IPv4 addresses are 32 bits long and are
represented as a sequence of four octets
Each octet is a decimal representation of an
8-bit section of the overall IP address
IPv4 Class Addressing


IP addresses
contain both the
network segment
and host addresses.
The original IPv4
specification
provided the ability
to differentiate
segment and host
addresses through
the use of address
classes.
Routing with Subnetting
Subnet mask on gateway
interface: 255.0.0.0

The gateway router accepts all packets destined for the
10.x.x.x network and routes them based on class B
subnetworking where the second octet has been made
part of the network address rather than part of the host
address.
IP Segment Address vs. Host Address


There must be a way of identifying which bits are
used for each portion of the overall address.
This is accomplished via a subnet mask.
Subnet Masks

Subnet Masks have two functions:
1.
2.
Separate (mask) the Segment (Network)
portion of a host IP address from its Node
(Host) address.
Determine if the destination IP address of
a packet is local (same segment as
sender) or remote (different segment
from sender)
Use of Subnet Masks

A subnet mask is a 32-bit binary sequence that divides the IP
address by using a 1 to indicate that the corresponding position
is part of the segment address and by using a 0 to indicate that
the corresponding portion is part of the host address
IPv4 Packet Header
Private Addressing &
Network Address Translation (NAT)


One way to cope with the depletion of IP addresses is
through the use of private addressing.
The Internet Corporation for Assigned Names &
Numbers (ICANN) has set aside three ranges of private IP
addresses.






10.0.0.0/8
172.16.0.0/12
192.168.0.0/16
Traffic using these address ranges must remain on the
organization’s private network.
Computers on a network using a private IP address space
send and receive traffic to/from the Internet by using NAT.
NAT is provided by a router.
Static Network Address Translation
Dynamic Network Address Translation
ICMP Protocol Layout


The Internet Control Messaging Protocol (ICMP)
delivers a variety of error status and control
messages related to the ability of IP to deliver its
encapsulated payloads.
The most common use of ICMP from the user’s
perspective is checking for network connectivity
between two hosts using PING.
PING

PING uses ICMP packets to test
network connectivity
UDP Header Layout


User Datagram Protocol (UDP) is used to provide
unreliable, connectionless messaging services for
applications.
RIP and streaming video/audio use UDP at the
Transport layer.
Transmission Control Protocol (TCP)




Connection-oriented.
Reliable data transmission.
Guarantees delivery through of
acknowledgements (ACKs/NAKs).
Transport/Session layer protocol.
TCP Header Layout

Reliability is assured through the additional fields

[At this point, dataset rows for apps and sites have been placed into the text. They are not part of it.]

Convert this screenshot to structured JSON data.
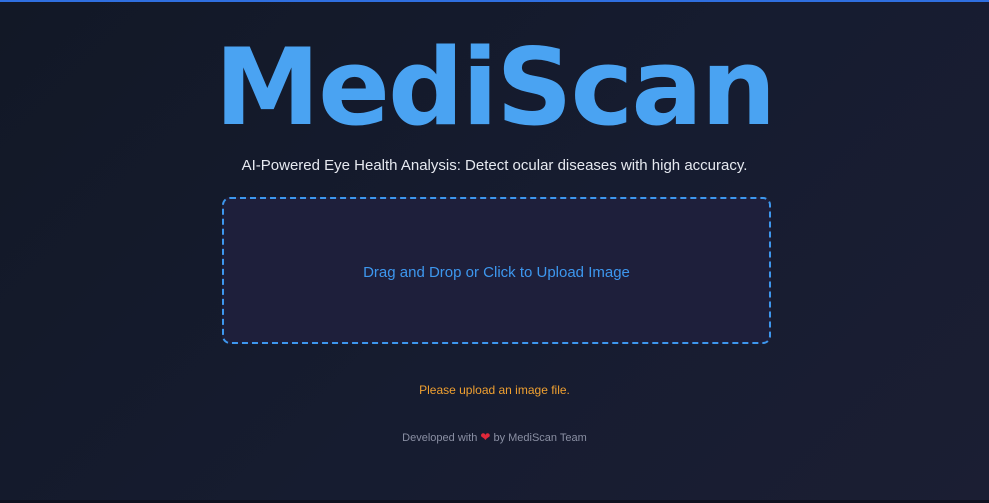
{
  "app": {
    "title": "MediScan",
    "subtitle": "AI-Powered Eye Health Analysis: Detect ocular diseases with high accuracy."
  },
  "upload": {
    "label": "Drag and Drop or Click to Upload Image"
  },
  "status": {
    "message": "Please upload an image file."
  },
  "footer": {
    "prefix": "Developed with",
    "heart": "❤",
    "suffix": "by MediScan Team"
  },
  "colors": {
    "accent": "#4aa3f2",
    "upload_border": "#3d97ee",
    "warning": "#f0a030",
    "heart": "#e0283a",
    "top_border": "#2f6fe0"
  },
  "icons": {
    "heart": "heart-icon"
  }
}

contained within the TCP header that offer flow
control, acknowledgments of successful receipt of
packets after error checking, retransmission of
packets as required, and proper sequencing of
packets.
Connection Creation & Tear Down


A point-to-point connection between source and
destination computers is established before
transmission begins.
The connection is torn down after transmission has
concluded.
Dynamic Host Configuration Protocol


The Dynamic Host Configuration
Protocol (DHCP) is used to
dynamically assign IP addressing and
configuration information to TCP/IP
hosts
Servers and printers don’t make good
DHCP clients (moving targets).
NetBEUI, DLC & LPR



Do NOT implement a Network layer
protocol.
Can NOT be routed in a multisegmented network.
Can be encapsulated in other protocols
like PPP or PPTP to add routing
capabilities.
Line Printer Requestor (LPR)



Used on TCP/IP based networks to
access printers
Application layer protocol
Most network printers support the LPR
protocol